Scan the entries below. List each line with "File".

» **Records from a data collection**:
******

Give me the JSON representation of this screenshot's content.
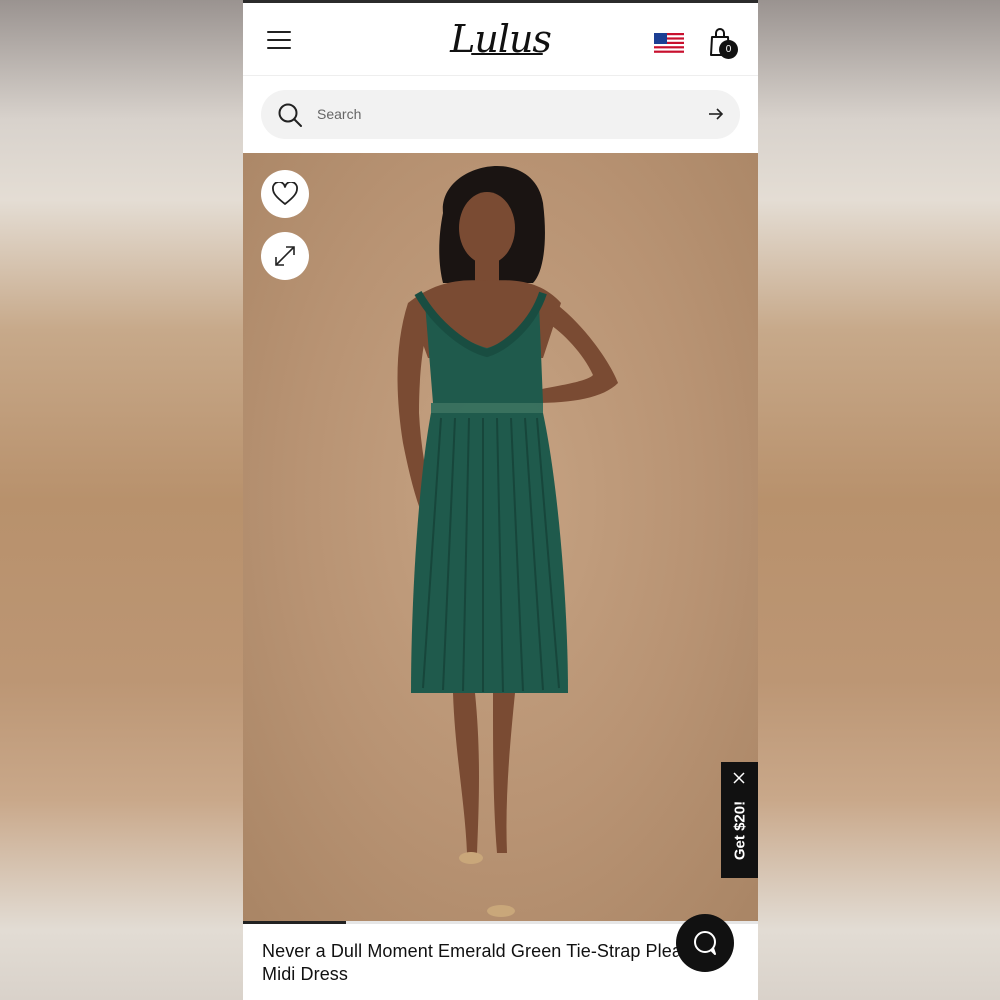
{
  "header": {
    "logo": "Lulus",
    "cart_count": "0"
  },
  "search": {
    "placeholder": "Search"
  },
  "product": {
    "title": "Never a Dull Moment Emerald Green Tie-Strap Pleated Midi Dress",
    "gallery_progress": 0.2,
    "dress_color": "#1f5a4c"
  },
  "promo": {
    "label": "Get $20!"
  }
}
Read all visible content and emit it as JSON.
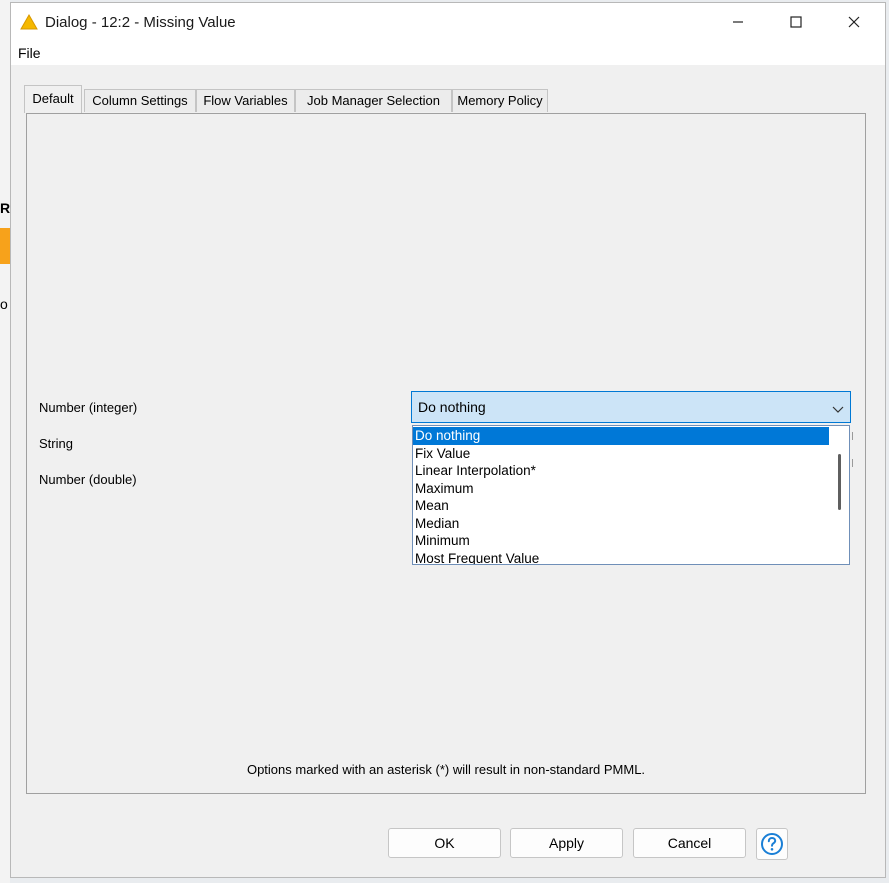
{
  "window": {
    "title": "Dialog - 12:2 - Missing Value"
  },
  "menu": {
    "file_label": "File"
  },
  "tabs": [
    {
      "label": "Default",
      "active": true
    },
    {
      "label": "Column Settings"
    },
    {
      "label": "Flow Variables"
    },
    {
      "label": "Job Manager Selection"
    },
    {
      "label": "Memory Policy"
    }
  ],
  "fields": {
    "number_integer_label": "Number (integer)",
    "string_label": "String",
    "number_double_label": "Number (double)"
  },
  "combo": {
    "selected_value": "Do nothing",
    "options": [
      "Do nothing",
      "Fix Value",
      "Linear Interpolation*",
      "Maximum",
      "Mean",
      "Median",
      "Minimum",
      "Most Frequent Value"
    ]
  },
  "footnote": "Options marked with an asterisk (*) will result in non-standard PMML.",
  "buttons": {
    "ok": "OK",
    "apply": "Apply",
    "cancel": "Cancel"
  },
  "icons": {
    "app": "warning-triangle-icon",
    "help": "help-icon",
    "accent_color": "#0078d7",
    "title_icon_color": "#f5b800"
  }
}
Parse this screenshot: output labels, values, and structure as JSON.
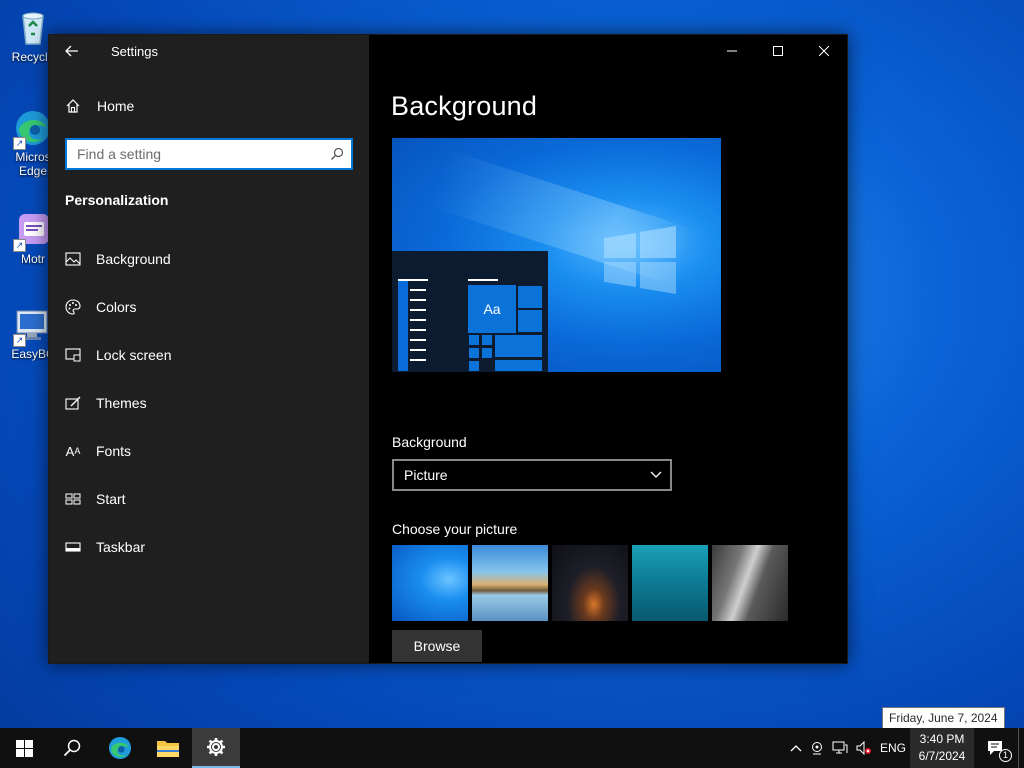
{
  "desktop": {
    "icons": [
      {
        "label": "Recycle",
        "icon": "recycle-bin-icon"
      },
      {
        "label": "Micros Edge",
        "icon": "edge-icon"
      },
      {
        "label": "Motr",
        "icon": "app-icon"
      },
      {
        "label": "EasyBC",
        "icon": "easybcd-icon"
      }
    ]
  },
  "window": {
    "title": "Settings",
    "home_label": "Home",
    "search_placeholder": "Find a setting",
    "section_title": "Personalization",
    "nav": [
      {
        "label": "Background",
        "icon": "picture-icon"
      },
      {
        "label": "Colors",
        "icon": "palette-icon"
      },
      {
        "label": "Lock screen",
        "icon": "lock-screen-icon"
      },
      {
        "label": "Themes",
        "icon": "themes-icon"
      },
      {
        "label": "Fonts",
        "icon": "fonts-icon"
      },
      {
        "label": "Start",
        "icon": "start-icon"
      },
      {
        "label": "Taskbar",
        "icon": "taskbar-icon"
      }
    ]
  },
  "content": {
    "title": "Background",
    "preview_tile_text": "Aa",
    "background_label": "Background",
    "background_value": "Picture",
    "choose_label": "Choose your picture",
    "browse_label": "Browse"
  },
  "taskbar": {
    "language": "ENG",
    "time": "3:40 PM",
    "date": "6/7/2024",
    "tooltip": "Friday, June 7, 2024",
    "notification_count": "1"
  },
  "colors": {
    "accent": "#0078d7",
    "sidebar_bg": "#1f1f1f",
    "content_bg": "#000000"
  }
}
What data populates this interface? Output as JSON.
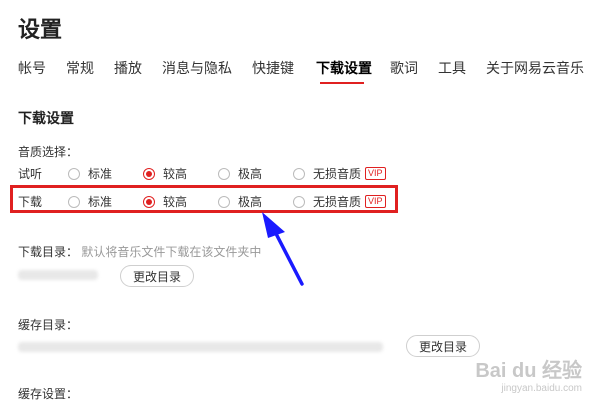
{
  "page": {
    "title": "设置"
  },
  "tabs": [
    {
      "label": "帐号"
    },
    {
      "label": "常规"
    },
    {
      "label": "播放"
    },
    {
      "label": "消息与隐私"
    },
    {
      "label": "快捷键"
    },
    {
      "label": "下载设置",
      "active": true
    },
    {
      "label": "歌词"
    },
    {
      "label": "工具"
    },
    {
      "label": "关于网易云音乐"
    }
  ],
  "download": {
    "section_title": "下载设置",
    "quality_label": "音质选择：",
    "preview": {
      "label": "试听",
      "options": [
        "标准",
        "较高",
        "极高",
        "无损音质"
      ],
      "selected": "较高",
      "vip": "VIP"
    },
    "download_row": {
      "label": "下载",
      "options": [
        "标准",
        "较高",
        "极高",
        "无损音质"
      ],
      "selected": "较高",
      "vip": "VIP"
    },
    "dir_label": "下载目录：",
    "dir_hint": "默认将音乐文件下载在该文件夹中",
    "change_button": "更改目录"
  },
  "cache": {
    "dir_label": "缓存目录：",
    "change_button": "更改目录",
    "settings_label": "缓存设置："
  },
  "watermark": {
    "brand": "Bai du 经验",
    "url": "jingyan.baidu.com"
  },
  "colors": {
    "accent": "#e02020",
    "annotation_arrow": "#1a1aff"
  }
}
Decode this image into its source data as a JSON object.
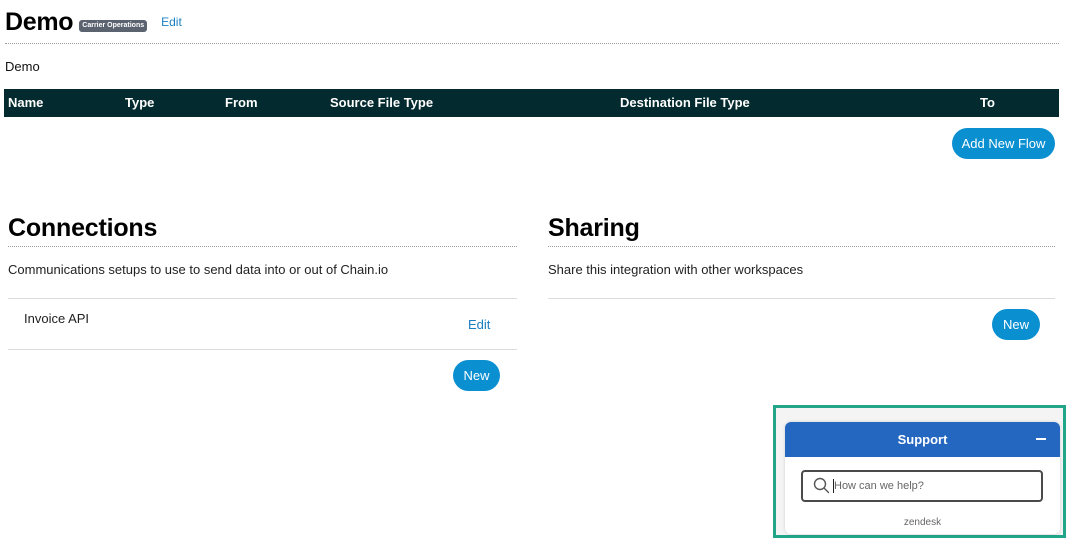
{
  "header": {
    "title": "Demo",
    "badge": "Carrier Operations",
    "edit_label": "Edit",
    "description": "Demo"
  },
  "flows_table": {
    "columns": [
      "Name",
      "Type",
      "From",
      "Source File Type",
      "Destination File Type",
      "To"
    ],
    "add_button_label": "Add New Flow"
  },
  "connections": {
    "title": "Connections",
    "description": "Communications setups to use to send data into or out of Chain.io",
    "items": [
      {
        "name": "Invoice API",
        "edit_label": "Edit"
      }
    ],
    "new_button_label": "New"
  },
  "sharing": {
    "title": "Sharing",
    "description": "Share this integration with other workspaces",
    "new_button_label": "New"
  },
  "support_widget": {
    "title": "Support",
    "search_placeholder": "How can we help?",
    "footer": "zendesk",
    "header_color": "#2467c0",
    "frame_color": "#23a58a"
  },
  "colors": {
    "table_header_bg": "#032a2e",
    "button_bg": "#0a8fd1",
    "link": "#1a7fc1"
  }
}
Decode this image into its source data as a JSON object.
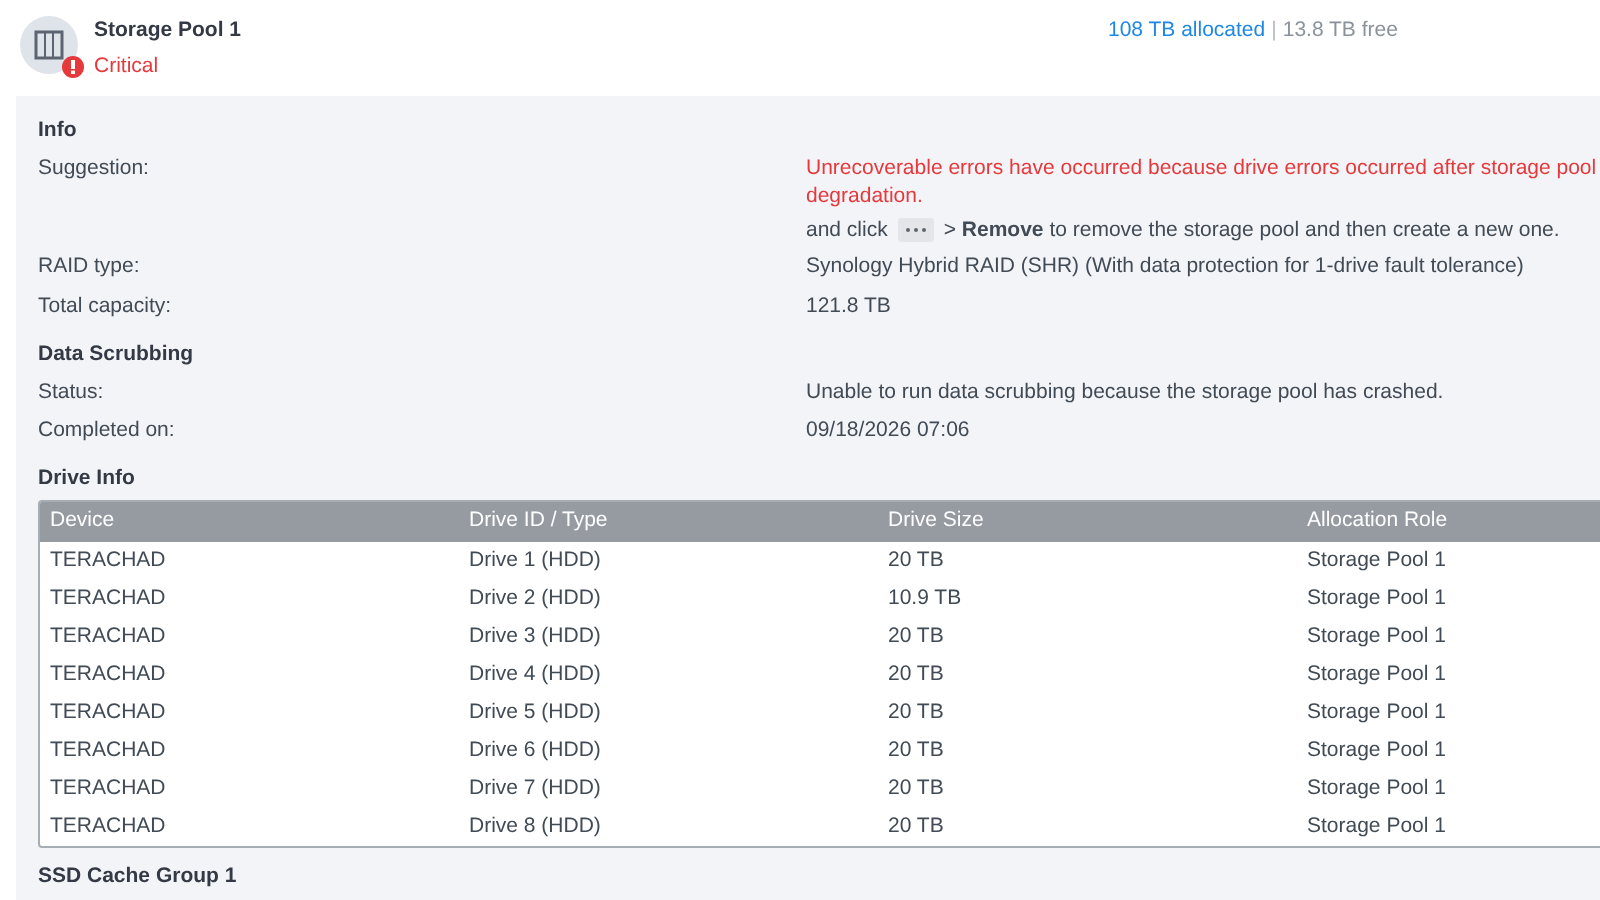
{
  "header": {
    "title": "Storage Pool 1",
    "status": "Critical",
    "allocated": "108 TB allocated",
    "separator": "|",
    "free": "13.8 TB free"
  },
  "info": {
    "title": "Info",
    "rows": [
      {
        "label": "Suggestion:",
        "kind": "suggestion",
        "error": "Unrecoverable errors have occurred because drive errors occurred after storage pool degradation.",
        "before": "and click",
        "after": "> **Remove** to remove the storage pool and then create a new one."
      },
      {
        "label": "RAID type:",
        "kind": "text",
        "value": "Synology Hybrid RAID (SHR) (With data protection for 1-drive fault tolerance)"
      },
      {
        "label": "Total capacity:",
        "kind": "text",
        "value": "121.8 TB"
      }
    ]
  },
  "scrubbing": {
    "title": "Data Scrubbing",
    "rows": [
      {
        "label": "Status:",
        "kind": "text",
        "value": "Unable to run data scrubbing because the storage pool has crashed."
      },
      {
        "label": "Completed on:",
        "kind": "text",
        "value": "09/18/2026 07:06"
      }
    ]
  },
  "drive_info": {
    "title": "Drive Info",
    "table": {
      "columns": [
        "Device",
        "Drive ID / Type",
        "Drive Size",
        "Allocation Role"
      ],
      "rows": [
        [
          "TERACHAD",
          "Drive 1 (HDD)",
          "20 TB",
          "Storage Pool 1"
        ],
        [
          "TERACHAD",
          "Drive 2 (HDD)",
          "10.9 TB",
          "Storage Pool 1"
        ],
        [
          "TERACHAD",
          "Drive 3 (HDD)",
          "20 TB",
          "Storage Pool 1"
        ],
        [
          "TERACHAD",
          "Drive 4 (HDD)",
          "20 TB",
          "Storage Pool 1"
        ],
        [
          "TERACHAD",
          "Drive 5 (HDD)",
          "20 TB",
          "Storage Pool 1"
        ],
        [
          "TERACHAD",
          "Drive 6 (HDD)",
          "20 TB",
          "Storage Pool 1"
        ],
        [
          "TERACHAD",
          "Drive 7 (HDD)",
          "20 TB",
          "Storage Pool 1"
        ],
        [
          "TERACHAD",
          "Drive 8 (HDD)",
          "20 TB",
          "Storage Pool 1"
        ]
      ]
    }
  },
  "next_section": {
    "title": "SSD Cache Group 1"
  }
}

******

» **The answer**:
    "file_label": "File"
      "Source File Type",
      "Destination File Type",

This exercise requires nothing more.